Task inputs

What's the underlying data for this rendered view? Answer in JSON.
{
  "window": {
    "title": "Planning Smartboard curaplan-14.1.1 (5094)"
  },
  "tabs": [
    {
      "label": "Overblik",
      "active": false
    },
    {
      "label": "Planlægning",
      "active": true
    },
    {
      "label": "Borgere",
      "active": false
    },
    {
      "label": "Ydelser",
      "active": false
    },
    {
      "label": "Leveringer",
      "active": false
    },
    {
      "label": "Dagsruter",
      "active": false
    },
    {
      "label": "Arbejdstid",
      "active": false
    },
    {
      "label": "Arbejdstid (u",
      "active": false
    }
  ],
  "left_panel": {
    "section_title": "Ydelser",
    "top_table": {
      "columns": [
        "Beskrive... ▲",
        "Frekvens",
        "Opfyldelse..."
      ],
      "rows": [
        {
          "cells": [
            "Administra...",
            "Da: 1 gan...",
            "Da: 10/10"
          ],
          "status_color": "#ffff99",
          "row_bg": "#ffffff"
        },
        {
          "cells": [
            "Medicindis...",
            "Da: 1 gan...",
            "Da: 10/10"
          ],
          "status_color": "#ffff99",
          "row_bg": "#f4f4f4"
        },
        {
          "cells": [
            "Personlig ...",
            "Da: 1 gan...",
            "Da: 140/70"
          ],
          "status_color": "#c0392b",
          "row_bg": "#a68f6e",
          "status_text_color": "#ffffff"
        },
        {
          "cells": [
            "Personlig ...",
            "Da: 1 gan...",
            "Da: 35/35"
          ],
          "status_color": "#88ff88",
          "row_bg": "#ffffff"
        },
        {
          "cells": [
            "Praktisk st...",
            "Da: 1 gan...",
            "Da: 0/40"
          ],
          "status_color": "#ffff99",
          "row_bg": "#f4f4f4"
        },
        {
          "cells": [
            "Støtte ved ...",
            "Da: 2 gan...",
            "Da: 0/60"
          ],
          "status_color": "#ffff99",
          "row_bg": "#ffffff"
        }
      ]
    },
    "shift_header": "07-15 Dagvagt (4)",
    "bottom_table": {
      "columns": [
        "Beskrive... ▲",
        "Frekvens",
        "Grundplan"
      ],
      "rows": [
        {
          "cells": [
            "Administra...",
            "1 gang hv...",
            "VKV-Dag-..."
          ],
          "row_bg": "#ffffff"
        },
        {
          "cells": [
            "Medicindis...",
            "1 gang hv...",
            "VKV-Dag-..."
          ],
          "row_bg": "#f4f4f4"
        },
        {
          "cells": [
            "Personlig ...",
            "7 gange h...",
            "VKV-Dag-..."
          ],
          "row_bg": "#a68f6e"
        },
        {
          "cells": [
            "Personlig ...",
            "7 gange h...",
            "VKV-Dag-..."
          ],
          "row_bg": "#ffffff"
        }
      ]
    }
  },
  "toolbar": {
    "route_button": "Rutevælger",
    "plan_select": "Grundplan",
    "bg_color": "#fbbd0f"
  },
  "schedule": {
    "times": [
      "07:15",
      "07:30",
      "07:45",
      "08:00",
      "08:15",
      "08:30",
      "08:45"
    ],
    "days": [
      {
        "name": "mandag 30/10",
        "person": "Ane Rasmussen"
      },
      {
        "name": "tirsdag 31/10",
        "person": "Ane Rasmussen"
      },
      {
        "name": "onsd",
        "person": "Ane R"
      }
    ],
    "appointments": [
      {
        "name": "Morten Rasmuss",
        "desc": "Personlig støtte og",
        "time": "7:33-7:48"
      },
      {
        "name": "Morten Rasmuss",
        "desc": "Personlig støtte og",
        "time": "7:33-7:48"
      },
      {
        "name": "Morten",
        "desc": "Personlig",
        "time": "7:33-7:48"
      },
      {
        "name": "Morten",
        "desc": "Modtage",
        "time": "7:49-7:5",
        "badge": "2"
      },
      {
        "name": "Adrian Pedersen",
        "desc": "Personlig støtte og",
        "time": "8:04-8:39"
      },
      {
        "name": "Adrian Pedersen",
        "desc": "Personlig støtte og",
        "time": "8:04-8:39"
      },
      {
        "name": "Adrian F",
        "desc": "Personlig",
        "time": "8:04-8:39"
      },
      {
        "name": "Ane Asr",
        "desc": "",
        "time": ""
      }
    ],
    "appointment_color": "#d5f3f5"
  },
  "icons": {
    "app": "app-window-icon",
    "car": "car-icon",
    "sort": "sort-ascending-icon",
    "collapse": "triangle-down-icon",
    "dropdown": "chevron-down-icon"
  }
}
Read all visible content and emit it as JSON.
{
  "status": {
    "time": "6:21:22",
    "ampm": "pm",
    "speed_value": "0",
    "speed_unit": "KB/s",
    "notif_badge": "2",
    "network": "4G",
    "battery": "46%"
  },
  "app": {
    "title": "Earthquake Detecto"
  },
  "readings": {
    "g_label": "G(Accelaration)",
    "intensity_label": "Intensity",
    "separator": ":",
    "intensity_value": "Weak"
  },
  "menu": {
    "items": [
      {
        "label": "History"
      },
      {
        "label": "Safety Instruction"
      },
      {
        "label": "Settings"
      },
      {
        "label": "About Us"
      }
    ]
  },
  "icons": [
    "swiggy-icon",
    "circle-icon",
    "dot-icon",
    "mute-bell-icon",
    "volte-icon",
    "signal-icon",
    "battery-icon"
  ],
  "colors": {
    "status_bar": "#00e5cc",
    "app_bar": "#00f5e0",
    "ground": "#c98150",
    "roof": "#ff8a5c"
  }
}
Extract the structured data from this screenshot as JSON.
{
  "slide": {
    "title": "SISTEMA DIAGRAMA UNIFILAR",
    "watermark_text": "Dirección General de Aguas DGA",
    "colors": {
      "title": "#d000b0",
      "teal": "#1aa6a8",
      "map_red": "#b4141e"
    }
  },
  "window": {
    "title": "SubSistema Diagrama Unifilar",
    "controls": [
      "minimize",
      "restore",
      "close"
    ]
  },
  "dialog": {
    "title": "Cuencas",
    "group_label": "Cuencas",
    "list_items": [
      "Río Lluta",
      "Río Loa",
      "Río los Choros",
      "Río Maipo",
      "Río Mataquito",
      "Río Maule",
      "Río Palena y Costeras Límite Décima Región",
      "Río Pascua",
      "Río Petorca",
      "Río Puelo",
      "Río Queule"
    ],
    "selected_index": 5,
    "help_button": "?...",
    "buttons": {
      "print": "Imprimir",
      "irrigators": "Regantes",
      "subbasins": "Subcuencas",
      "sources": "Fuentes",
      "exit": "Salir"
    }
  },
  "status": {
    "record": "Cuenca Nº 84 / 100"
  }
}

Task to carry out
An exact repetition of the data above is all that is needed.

Completed exercise
What's the underlying data for this rendered view? Answer in JSON.
{
  "window": {
    "title": "Planning Smartboard curaplan-14.1.1 (5094)"
  },
  "tabs": [
    {
      "label": "Overblik",
      "active": false
    },
    {
      "label": "Planlægning",
      "active": true
    },
    {
      "label": "Borgere",
      "active": false
    },
    {
      "label": "Ydelser",
      "active": false
    },
    {
      "label": "Leveringer",
      "active": false
    },
    {
      "label": "Dagsruter",
      "active": false
    },
    {
      "label": "Arbejdstid",
      "active": false
    },
    {
      "label": "Arbejdstid (u",
      "active": false
    }
  ],
  "left_panel": {
    "section_title": "Ydelser",
    "top_table": {
      "columns": [
        "Beskrive... ▲",
        "Frekvens",
        "Opfyldelse..."
      ],
      "rows": [
        {
          "cells": [
            "Administra...",
            "Da: 1 gan...",
            "Da: 10/10"
          ],
          "status_color": "#ffff99",
          "row_bg": "#ffffff"
        },
        {
          "cells": [
            "Medicindis...",
            "Da: 1 gan...",
            "Da: 10/10"
          ],
          "status_color": "#ffff99",
          "row_bg": "#f4f4f4"
        },
        {
          "cells": [
            "Personlig ...",
            "Da: 1 gan...",
            "Da: 140/70"
          ],
          "status_color": "#c0392b",
          "row_bg": "#a68f6e",
          "status_text_color": "#ffffff"
        },
        {
          "cells": [
            "Personlig ...",
            "Da: 1 gan...",
            "Da: 35/35"
          ],
          "status_color": "#88ff88",
          "row_bg": "#ffffff"
        },
        {
          "cells": [
            "Praktisk st...",
            "Da: 1 gan...",
            "Da: 0/40"
          ],
          "status_color": "#ffff99",
          "row_bg": "#f4f4f4"
        },
        {
          "cells": [
            "Støtte ved ...",
            "Da: 2 gan...",
            "Da: 0/60"
          ],
          "status_color": "#ffff99",
          "row_bg": "#ffffff"
        }
      ]
    },
    "shift_header": "07-15 Dagvagt (4)",
    "bottom_table": {
      "columns": [
        "Beskrive... ▲",
        "Frekvens",
        "Grundplan"
      ],
      "rows": [
        {
          "cells": [
            "Administra...",
            "1 gang hv...",
            "VKV-Dag-..."
          ],
          "row_bg": "#ffffff"
        },
        {
          "cells": [
            "Medicindis...",
            "1 gang hv...",
            "VKV-Dag-..."
          ],
          "row_bg": "#f4f4f4"
        },
        {
          "cells": [
            "Personlig ...",
            "7 gange h...",
            "VKV-Dag-..."
          ],
          "row_bg": "#a68f6e"
        },
        {
          "cells": [
            "Personlig ...",
            "7 gange h...",
            "VKV-Dag-..."
          ],
          "row_bg": "#ffffff"
        }
      ]
    }
  },
  "toolbar": {
    "route_button": "Rutevælger",
    "plan_select": "Grundplan",
    "bg_color": "#fbbd0f"
  },
  "schedule": {
    "times": [
      "07:15",
      "07:30",
      "07:45",
      "08:00",
      "08:15",
      "08:30",
      "08:45"
    ],
    "days": [
      {
        "name": "mandag 30/10",
        "person": "Ane Rasmussen"
      },
      {
        "name": "tirsdag 31/10",
        "person": "Ane Rasmussen"
      },
      {
        "name": "onsd",
        "person": "Ane R"
      }
    ],
    "appointments": [
      {
        "name": "Morten Rasmuss",
        "desc": "Personlig støtte og",
        "time": "7:33-7:48"
      },
      {
        "name": "Morten Rasmuss",
        "desc": "Personlig støtte og",
        "time": "7:33-7:48"
      },
      {
        "name": "Morten",
        "desc": "Personlig",
        "time": "7:33-7:48"
      },
      {
        "name": "Morten",
        "desc": "Modtage",
        "time": "7:49-7:5",
        "badge": "2"
      },
      {
        "name": "Adrian Pedersen",
        "desc": "Personlig støtte og",
        "time": "8:04-8:39"
      },
      {
        "name": "Adrian Pedersen",
        "desc": "Personlig støtte og",
        "time": "8:04-8:39"
      },
      {
        "name": "Adrian F",
        "desc": "Personlig",
        "time": "8:04-8:39"
      },
      {
        "name": "Ane Asr",
        "desc": "",
        "time": ""
      }
    ],
    "appointment_color": "#d5f3f5"
  },
  "icons": {
    "app": "app-window-icon",
    "car": "car-icon",
    "sort": "sort-ascending-icon",
    "collapse": "triangle-down-icon",
    "dropdown": "chevron-down-icon"
  }
}
Read all visible content and emit it as JSON.
{
  "status": {
    "time": "6:21:22",
    "ampm": "pm",
    "speed_value": "0",
    "speed_unit": "KB/s",
    "notif_badge": "2",
    "network": "4G",
    "battery": "46%"
  },
  "app": {
    "title": "Earthquake Detecto"
  },
  "readings": {
    "g_label": "G(Accelaration)",
    "intensity_label": "Intensity",
    "separator": ":",
    "intensity_value": "Weak"
  },
  "menu": {
    "items": [
      {
        "label": "History"
      },
      {
        "label": "Safety Instruction"
      },
      {
        "label": "Settings"
      },
      {
        "label": "About Us"
      }
    ]
  },
  "icons": [
    "swiggy-icon",
    "circle-icon",
    "dot-icon",
    "mute-bell-icon",
    "volte-icon",
    "signal-icon",
    "battery-icon"
  ],
  "colors": {
    "status_bar": "#00e5cc",
    "app_bar": "#00f5e0",
    "ground": "#c98150",
    "roof": "#ff8a5c"
  }
}
Extract the structured data from this screenshot as JSON.
{
  "slide": {
    "title": "SISTEMA DIAGRAMA UNIFILAR",
    "watermark_text": "Dirección General de Aguas DGA",
    "colors": {
      "title": "#d000b0",
      "teal": "#1aa6a8",
      "map_red": "#b4141e"
    }
  },
  "window": {
    "title": "SubSistema Diagrama Unifilar",
    "controls": [
      "minimize",
      "restore",
      "close"
    ]
  },
  "dialog": {
    "title": "Cuencas",
    "group_label": "Cuencas",
    "list_items": [
      "Río Lluta",
      "Río Loa",
      "Río los Choros",
      "Río Maipo",
      "Río Mataquito",
      "Río Maule",
      "Río Palena y Costeras Límite Décima Región",
      "Río Pascua",
      "Río Petorca",
      "Río Puelo",
      "Río Queule"
    ],
    "selected_index": 5,
    "help_button": "?...",
    "buttons": {
      "print": "Imprimir",
      "irrigators": "Regantes",
      "subbasins": "Subcuencas",
      "sources": "Fuentes",
      "exit": "Salir"
    }
  },
  "status": {
    "record": "Cuenca Nº 84 / 100"
  }
}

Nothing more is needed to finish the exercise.